Scrutineering is a causal, ‘laissez-faire’ event held every year, where true fans that follow the 24 Hours of Le Mans, but for the 80th running of the race itself, Place de la Republic entered the spotlight after it’s last appearance in 1923, as Places des Jacobins was unavailable, due to ongoing construction works.
And the verdict of all who attended? Nothing but singing praises about the operational succes of the event, which is traditionally held on the Sunday and Monday before it starts to get serious at the Circuit de la Sarthe, leading up to the start of the iconic endurance race that everyone wants to win, with the 80th running of the 24 Heures du Mans starting this coming Saturday at 3pm.
The spectators were clearly enjoying the spectacle of being able to see these endurance vehicles up close and personal, which are designed for one purpose only, to finish and finish fast. This is due to the fact that the cars are checked to see if they conform to the regulations, a very serious matter, but it gave a chance for people like Bastien, only 12, who came out of school quickly, as soon as the final bell had rung. His words said it all, about the allure of what Le Mans brings every year: ‘The cars are checked under a tent, but by leaning in a bit, you get to see the engine’.
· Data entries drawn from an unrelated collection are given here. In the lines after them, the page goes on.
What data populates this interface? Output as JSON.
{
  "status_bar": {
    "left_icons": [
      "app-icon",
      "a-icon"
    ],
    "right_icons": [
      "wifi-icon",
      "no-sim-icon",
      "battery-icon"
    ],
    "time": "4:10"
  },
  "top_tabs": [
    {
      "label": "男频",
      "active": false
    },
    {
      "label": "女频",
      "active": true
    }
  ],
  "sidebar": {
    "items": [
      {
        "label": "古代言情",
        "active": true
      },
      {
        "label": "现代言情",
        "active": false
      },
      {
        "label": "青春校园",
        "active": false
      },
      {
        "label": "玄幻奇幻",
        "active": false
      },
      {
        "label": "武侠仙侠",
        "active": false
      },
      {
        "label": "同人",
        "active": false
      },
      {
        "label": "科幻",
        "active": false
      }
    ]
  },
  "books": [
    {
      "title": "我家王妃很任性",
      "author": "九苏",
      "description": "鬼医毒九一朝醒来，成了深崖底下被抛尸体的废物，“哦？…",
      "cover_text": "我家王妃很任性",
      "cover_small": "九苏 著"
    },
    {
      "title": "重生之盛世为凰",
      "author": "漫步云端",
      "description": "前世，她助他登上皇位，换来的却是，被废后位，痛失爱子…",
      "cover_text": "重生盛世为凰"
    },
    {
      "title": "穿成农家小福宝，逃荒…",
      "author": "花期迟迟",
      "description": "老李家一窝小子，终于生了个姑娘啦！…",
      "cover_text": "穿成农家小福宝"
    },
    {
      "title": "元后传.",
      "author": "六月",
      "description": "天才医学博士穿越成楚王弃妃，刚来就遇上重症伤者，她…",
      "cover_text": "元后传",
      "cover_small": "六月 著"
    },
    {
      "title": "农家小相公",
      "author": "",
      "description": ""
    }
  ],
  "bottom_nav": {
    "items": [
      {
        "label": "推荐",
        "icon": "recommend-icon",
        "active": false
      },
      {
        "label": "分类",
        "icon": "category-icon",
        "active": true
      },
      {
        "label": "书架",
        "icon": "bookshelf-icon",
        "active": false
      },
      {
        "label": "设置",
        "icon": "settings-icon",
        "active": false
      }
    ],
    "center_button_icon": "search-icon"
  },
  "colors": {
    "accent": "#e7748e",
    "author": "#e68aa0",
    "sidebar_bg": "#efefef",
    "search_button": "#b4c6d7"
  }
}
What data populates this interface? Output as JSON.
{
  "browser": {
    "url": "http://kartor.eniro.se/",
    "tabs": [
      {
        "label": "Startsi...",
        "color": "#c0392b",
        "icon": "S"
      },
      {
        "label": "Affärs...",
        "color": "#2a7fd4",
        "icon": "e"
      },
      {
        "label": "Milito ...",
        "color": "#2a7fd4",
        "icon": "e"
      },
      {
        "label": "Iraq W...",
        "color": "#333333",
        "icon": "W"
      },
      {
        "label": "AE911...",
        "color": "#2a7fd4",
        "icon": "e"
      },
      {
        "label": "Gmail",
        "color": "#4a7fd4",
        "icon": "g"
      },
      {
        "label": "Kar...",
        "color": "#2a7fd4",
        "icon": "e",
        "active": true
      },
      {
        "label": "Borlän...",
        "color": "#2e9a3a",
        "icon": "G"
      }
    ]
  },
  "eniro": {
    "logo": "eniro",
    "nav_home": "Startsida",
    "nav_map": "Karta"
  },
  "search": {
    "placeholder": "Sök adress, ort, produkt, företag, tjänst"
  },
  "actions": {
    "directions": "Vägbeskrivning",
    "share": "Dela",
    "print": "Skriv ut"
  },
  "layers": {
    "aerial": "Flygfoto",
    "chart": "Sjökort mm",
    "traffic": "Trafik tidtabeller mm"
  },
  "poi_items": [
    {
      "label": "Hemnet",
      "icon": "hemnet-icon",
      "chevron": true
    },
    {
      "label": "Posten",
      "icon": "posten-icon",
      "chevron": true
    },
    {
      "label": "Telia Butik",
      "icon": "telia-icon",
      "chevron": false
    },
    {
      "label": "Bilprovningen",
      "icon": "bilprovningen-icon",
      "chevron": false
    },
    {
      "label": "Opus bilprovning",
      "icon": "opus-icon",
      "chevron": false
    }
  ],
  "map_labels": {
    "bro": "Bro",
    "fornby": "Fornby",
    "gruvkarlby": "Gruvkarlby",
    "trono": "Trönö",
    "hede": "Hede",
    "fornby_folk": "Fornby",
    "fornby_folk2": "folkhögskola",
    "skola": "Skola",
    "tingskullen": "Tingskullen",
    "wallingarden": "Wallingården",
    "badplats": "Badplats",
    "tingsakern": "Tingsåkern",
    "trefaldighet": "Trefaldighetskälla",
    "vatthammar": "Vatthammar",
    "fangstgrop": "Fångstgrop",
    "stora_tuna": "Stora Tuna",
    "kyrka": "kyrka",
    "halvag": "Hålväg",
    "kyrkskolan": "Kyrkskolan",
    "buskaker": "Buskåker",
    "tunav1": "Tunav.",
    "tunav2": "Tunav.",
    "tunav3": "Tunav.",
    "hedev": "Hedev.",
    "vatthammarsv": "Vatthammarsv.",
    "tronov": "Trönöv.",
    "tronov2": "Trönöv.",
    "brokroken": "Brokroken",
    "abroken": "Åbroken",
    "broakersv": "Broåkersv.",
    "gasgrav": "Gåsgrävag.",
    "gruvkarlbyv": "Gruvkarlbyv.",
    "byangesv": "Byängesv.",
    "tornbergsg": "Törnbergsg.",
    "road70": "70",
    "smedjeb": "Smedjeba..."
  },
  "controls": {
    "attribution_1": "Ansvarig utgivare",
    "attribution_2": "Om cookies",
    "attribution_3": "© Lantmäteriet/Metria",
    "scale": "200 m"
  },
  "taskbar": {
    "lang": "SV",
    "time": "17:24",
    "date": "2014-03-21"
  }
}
So this young, impressionable child was able to see such great vehicles, which included the Audi R18 armada and the Toyota Hybrids, but it was one vehicle in particular that caught his eye, as well as the rest of the crowd – the Nissan Deltawing. This state of the art vehicle, that has drawn attention around the globe, first needed to be guided to negotiate its way to the technical checkpoint area, with one of their drivers, Marino Franchitti, in one way, was saying to the crowd that the car will show how it turns this week.
Wednesday and Thursday sees the drivers from all categories taking part in the final practice and qualifying sessions, that will shape the grid for the 80th running of this event, where a rolling start, followed by the green flag dropping at 3pm on Saturday, setting the wheels in motion for another 24 hours of racing, where dreams are made reality, and hearts are broken in a spilt second, as Audi attempts to build on its further dominance of this iconic track, and reap the benefit of no real clear competition, since the withdrawal of Peugeot the day before the WEC entry deadline. The final moment of truth will be shown, when the chequered flag waves at 3pm Sunday at Le Mans.